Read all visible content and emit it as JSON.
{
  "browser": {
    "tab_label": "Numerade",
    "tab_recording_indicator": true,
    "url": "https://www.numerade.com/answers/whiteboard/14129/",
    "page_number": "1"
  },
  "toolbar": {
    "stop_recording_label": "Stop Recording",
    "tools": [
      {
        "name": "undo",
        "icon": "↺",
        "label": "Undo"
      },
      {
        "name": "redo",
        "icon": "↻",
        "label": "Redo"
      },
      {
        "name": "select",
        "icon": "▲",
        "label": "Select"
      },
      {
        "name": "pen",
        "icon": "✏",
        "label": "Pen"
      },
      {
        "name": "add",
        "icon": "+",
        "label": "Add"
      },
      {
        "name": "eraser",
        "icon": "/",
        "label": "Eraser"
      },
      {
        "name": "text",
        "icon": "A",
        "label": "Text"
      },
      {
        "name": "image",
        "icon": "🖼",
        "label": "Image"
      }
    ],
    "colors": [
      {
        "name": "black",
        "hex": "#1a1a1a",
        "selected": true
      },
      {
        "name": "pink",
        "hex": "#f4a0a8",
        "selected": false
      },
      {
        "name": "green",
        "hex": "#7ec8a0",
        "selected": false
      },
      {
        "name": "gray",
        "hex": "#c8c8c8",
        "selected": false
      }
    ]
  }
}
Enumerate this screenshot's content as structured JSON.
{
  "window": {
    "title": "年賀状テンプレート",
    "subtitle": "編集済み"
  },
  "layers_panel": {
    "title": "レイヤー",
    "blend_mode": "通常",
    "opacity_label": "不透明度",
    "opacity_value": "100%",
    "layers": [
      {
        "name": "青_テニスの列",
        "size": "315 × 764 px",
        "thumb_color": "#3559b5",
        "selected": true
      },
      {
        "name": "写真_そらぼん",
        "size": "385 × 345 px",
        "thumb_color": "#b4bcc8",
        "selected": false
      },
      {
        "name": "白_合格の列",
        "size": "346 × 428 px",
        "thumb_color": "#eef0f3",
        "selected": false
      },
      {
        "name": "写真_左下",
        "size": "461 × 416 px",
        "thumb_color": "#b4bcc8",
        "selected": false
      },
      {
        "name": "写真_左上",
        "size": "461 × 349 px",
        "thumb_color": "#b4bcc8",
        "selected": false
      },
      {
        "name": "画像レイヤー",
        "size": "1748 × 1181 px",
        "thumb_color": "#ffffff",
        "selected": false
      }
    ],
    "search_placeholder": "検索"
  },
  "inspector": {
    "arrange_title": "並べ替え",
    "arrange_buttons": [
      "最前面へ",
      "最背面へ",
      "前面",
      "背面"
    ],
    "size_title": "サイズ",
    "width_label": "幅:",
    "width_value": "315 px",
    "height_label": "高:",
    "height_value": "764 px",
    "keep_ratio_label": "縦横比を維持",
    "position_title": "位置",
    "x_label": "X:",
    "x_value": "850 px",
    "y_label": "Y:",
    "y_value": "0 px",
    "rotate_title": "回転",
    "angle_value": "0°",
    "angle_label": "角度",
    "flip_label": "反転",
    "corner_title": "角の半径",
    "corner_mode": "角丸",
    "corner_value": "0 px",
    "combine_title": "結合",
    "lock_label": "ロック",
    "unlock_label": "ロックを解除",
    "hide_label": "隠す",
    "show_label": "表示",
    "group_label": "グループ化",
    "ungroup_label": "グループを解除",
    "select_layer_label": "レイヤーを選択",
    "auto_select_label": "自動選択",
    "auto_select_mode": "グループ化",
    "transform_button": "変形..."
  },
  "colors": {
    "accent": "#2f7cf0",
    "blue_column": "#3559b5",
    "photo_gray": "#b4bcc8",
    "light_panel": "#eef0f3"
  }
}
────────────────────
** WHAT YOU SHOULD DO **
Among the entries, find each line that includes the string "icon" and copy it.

** SOLVED PROBLEM **
        "icon": "↺",
        "icon": "↻",
        "icon": "▲",
        "icon": "✏",
        "icon": "+",
        "icon": "/",
        "icon": "A",
        "icon": "🖼",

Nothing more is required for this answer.